## DIRECTIONS FOR THIS TASK
Word for word, reproduce each of the entries.

======== RECORD EXTRACTS

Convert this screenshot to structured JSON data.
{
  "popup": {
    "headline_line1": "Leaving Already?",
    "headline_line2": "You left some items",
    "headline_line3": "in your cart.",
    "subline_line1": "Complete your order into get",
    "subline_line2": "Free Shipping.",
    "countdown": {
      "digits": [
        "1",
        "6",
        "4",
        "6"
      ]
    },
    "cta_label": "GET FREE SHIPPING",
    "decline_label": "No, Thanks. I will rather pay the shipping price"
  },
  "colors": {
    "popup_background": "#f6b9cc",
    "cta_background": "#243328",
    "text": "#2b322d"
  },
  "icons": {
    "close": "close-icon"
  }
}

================

## TASK RESPONSE
Convert this screenshot to structured JSON data.
{
  "popup": {
    "headline_line1": "Leaving Already?",
    "headline_line2": "You left some items",
    "headline_line3": "in your cart.",
    "subline_line1": "Complete your order into get",
    "subline_line2": "Free Shipping.",
    "countdown": {
      "digits": [
        "1",
        "6",
        "4",
        "6"
      ]
    },
    "cta_label": "GET FREE SHIPPING",
    "decline_label": "No, Thanks. I will rather pay the shipping price"
  },
  "colors": {
    "popup_background": "#f6b9cc",
    "cta_background": "#243328",
    "text": "#2b322d"
  },
  "icons": {
    "close": "close-icon"
  }
}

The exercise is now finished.